I tuned the fuzz pedals on and turned the amps up. This is probably the most ’90s influenced song on the record. It explores the narcissistic and shallow characters in our lives. I set it in Los Angeles fittingly. It’s a parade.

Between Us

A driving love story about a love that never leaves. No matter the distance. A little bit New Order, a little bit War on Drugs, a little bit The National. Half Manchester. Half New York City.

Real Love 

This one I wanted to strip down and keep it as dry and real as I could but with the full band playing. The band did a killer job. I love how it came out. It really set a tone that I’ve been in ever since.


“Nobody” is an exploration of loneliness. Set in the middle of the one of the busiest places on earth surrounded by people. Even there, there are moments when we all feel lost and disconnected. It’s that that I was exploring in this song.

The Girl 

Another driving ode to a girl in New York. I had fun with this one exploring sounds and ways to keep the song subtly lifting and dropping while musically not changing much. Giving it dynamics with just a nudge here and there.

I Tried to Love You 

I wrote and recorded this one so quickly I barely remember anything but the mixing. I played with my voice here in a way I’ve never used it before. Softer. Closer. Restrained. Like with a lot of the songs on this album I purposely stopped my voice from going when it often wants to – those big almost operatic moments. I kept it bottled. Made it work harder for those moments. And no more so than in this song.

New York Rain 

A true story.

— —

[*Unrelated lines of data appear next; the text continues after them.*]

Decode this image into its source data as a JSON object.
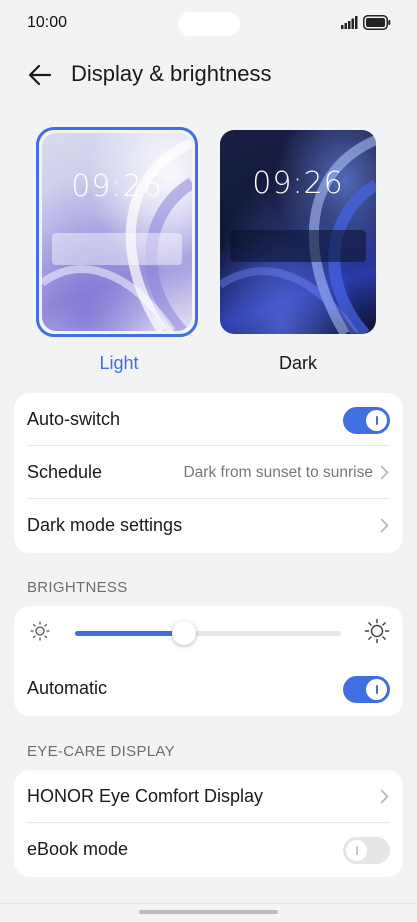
{
  "status_bar": {
    "time": "10:00"
  },
  "header": {
    "title": "Display & brightness"
  },
  "themes": [
    {
      "label": "Light",
      "clock": "09:26",
      "selected": true
    },
    {
      "label": "Dark",
      "clock": "09:26",
      "selected": false
    }
  ],
  "mode_settings": {
    "auto_switch": {
      "label": "Auto-switch",
      "enabled": true
    },
    "schedule": {
      "label": "Schedule",
      "value": "Dark from sunset to sunrise"
    },
    "dark_mode_settings": {
      "label": "Dark mode settings"
    }
  },
  "brightness": {
    "heading": "BRIGHTNESS",
    "level_fraction": 0.41,
    "automatic": {
      "label": "Automatic",
      "enabled": true
    }
  },
  "eye_care": {
    "heading": "EYE-CARE DISPLAY",
    "honor_eye_comfort": {
      "label": "HONOR Eye Comfort Display"
    },
    "ebook_mode": {
      "label": "eBook mode",
      "enabled": false
    }
  },
  "colors": {
    "accent": "#3f6fe0",
    "background": "#f1f3f5",
    "card": "#ffffff"
  }
}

:: stream/purchase Museum Day here ::
:: connect with Coyle Girelli here ::

— — — —

Museum Day - Coyle Girelli

Connect to Coyle Girelli on
Facebook, Twitter, TikTok, Instagram
Discover new music on Atwood Magazine
? © Shervin Lainez







:: Stream Coyle Girelli ::

More from Mitch Mosk
Today’s Song: HUNNY’s “Colder Parts” Lights an Empowering Fire
Are you still human under all that glow or am I the...
Read More